Sales professionals, as a general rule of thumb, tend to rely on their ability to talk to and read people. It’s why face-to-face and phone communication are still the best ways of furthering the sales process. But even given the primacy of oral communications in the sales world, writing is equally as important — especially in today’s device driven world. After all, though you may not realize it, you’re writing constantly – whether it’s formal sales presentations or just drafting a quick text to a customer, it all falls under the category of written communication. Last year we covered some basic business writing tips, and this year, we’ll go deeper to really enhance your text-based communications.
We often talk about inflection, pitch, tone, etc. when speaking with customers. But writing, too, has tone. Let’s say you’ve received an email from a prospect who is putting off an important presentation for the third time in a row. Here’s two sample replies, each with a very different tone:
Example 1: “I’m very disappointed to hear this. We’ve been trying to get this meeting for weeks now. When can you absolutely commit to meet with me?”

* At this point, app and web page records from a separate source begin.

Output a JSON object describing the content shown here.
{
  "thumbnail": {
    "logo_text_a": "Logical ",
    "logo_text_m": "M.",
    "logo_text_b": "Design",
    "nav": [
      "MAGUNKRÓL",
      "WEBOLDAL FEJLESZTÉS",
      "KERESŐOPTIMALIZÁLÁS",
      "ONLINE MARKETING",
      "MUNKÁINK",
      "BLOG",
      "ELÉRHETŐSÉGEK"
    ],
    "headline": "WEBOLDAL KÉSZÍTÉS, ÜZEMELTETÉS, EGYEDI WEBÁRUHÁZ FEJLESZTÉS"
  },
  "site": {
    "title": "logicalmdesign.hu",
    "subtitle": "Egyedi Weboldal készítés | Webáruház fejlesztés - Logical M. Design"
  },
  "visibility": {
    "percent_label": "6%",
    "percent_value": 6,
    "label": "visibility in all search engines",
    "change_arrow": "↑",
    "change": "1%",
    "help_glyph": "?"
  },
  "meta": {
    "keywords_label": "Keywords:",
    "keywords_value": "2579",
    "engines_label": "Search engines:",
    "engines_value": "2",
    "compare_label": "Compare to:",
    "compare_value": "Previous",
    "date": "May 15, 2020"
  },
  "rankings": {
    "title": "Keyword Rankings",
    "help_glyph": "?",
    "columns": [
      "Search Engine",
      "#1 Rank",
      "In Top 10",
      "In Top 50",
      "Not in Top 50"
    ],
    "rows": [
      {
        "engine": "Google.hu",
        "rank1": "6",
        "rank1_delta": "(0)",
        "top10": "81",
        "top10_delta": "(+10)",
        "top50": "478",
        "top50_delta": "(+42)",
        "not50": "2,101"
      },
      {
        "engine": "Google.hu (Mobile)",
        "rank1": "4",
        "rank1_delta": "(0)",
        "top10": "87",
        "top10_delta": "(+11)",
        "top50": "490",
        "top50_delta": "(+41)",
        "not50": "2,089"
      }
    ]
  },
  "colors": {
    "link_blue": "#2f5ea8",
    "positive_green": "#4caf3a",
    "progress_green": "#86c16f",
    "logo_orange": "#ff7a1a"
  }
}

Example 2: “Understood. Since we keep missing each other, how about we try again this Thursday at 3:00 pm or next Wednesday at 9:30 am? Please let me know which day and time works best for you, and I’ll be sure to have all the details ready to cover that you requested.”

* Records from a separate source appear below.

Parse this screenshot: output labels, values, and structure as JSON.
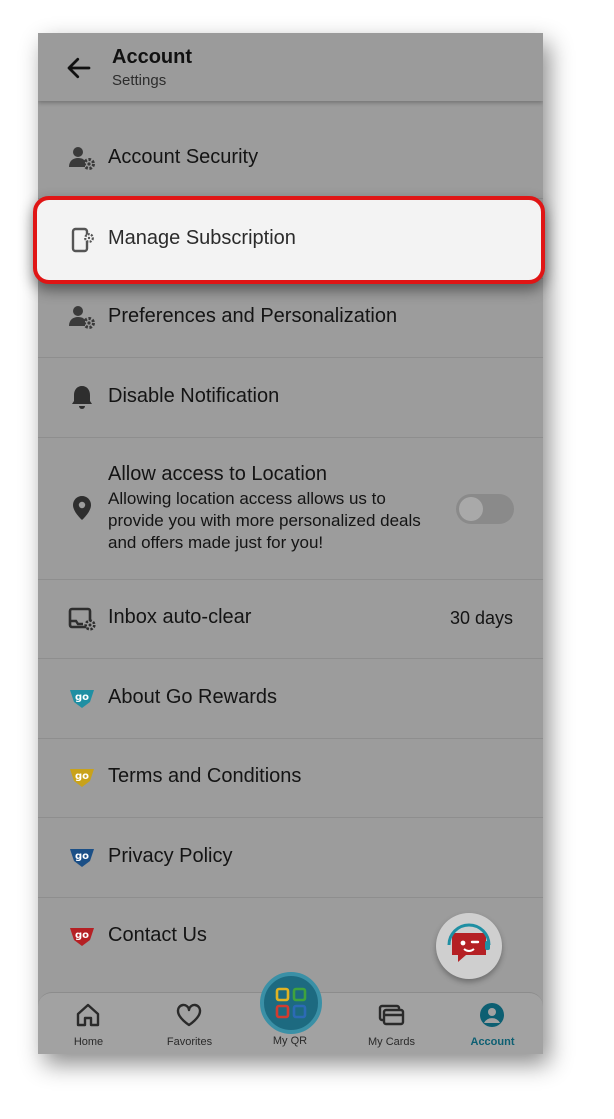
{
  "header": {
    "title": "Account",
    "subtitle": "Settings"
  },
  "menu": {
    "account_security": "Account Security",
    "manage_subscription": "Manage Subscription",
    "preferences": "Preferences and Personalization",
    "disable_notification": "Disable Notification",
    "location_title": "Allow access to Location",
    "location_desc": "Allowing location access allows us to provide you with more personalized deals and offers made just for you!",
    "location_enabled": false,
    "inbox_label": "Inbox auto-clear",
    "inbox_value": "30 days",
    "about": "About Go Rewards",
    "terms": "Terms and Conditions",
    "privacy": "Privacy Policy",
    "contact": "Contact Us"
  },
  "icons": {
    "go_badge": "go",
    "colors": {
      "about": "#1f8fa3",
      "terms": "#c9a21a",
      "privacy": "#1b4f86",
      "contact": "#b52024",
      "highlight_border": "#e01515",
      "active_tab": "#0d5f72"
    }
  },
  "nav": {
    "home": "Home",
    "favorites": "Favorites",
    "qr": "My QR",
    "cards": "My Cards",
    "account": "Account",
    "active": "Account"
  }
}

Notice how Example 1 has an emotional, angry/disappointed tone. It’s subtle, but it’s there. The closing call to action also sounds demanding and puts the onus on the prospect to come up with a time to hear your presentation.

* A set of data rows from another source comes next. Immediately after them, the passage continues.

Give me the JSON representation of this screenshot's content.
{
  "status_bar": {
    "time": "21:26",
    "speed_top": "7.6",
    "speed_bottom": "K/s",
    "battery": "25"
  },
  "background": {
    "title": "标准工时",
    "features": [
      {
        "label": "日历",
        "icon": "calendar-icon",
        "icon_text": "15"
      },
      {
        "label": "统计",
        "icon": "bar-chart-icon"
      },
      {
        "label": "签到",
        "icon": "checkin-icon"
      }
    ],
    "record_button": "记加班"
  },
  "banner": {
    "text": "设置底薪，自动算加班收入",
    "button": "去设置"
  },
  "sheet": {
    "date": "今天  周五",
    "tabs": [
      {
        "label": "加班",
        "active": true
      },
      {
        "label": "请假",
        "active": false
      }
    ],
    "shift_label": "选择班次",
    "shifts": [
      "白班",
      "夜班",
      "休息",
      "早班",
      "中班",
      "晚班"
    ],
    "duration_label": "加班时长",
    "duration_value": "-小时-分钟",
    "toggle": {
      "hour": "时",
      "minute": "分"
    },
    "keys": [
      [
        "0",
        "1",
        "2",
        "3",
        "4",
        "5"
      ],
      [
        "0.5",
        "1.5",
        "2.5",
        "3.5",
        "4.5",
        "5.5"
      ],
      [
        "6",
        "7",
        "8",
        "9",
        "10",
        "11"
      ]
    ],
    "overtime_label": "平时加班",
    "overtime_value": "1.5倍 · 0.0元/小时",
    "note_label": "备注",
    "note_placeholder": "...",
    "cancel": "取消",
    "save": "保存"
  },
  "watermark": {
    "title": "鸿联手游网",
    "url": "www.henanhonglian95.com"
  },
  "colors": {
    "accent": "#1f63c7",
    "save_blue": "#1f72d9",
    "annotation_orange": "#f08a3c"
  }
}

Example 2 is empathetic, showing understanding (because even frequent reschedules happen). It also provides the prospect options to pick from for a presentation time, and respectfully requests the call to action rather than forcefully insists on the response as in Example 1. It also provides value to the prospect in holding the meeting.
Stick to the Facts
“…What?”, you ask. “Aren’t I supposed to be persuading the person I’m communicating with to do something, like buy my product/service?” Yes, you are. But remember, as we’ve said repeatedly, today’s buyers are far more informed and aware than at any point in history, thanks to the global reach of the Internet.
So the old, aggressive language that involved hyping up what you’re selling and expressing strong opinions no longer works. The buyer is much more wary and careful, and too enthusiastic a mode of expression in writing (and in speech, for that matter) damages your credibility and risks loss of the trusted advisor status you’re trying to get and maintain.
Incidentally, this particular tip comes by way of public relations, which relies on fact-based earned media rather than paid advertising. In other words, you want to be authentic in your communications, and avoid sounding like a marketer hyping the newest and greatest Blingbot 9.0. Notice the appearance of trust – what we’re striving for with our customers. It also highlights the importance of looking at other disciplines both inside and outside the business world to see what we as sales professionals can apply to our own fields.
Use paragraphs and keep them short
One of the worst things you can do in writing, especially business writing, is to not use paragraphs. What happens is that your reader becomes lost in a sea of text, unable to clearly anchor themselves to what you’re saying. At best, it results in the customer having to waste time reading slowly. At worst, you look unprofessional for not understanding basic rules of composition, with the ensuing hit to your credibility.
In general, paragraphs should be short and deal with one topic, or one part of a given topic. A good ballpark figure for paragraph length is 3 to 5 sentences – though it can be below or above that range, depending on factors such as individual sentence length and how much space you need to discuss the topic, or aspect of the topic.
Maintain a consistent writing style and level
It’s critical to use a consistent style and level in your business writing. While avoiding clichés and writing in your conversational style are good general tips we mentioned before, it’s also important that if you’re writing at say, a middle school level (the standard for most newspaper publications), that you don’t suddenly throw in postgraduate level words – the abrupt elevation will stick out in a jarring way. To get a better idea of what we mean, check out the examples below:
Example 1: Gold Product Z is an option that allows you to streamline your logistics supply chain, and the deep studies, by our sagacious researchers, of yours and similar situations augurs that GPZ will indubitably ascend your manufacturing output to unsurpassed levels of fecundity, an exponential explosion of production that you control the means of.
Example 2: Gold Product Z is an option that allows you to streamline your logistics supply chain, and, based on our research of your company and experience with similar clients, we estimate Gold Product Z will result in a B% to W% net efficiency increase.
While Example 1 is obviously hyperbolic in its exaggeration, it demonstrates how an inconsistent style and level results in cognitive dissonance, slower reading speed, and a loss of focus on the main point. Stay consistent throughout, as is the case in Example 2.
The potential for misunderstandings and misinterpretations in written communication can be high for salespeople – particularly when engaging with those who have a primary language other than English. Using the pointers we’ve given you here will drastically reduce the problems that may arise when writing to prospects or clients and lead to smoother, clearer exchanges.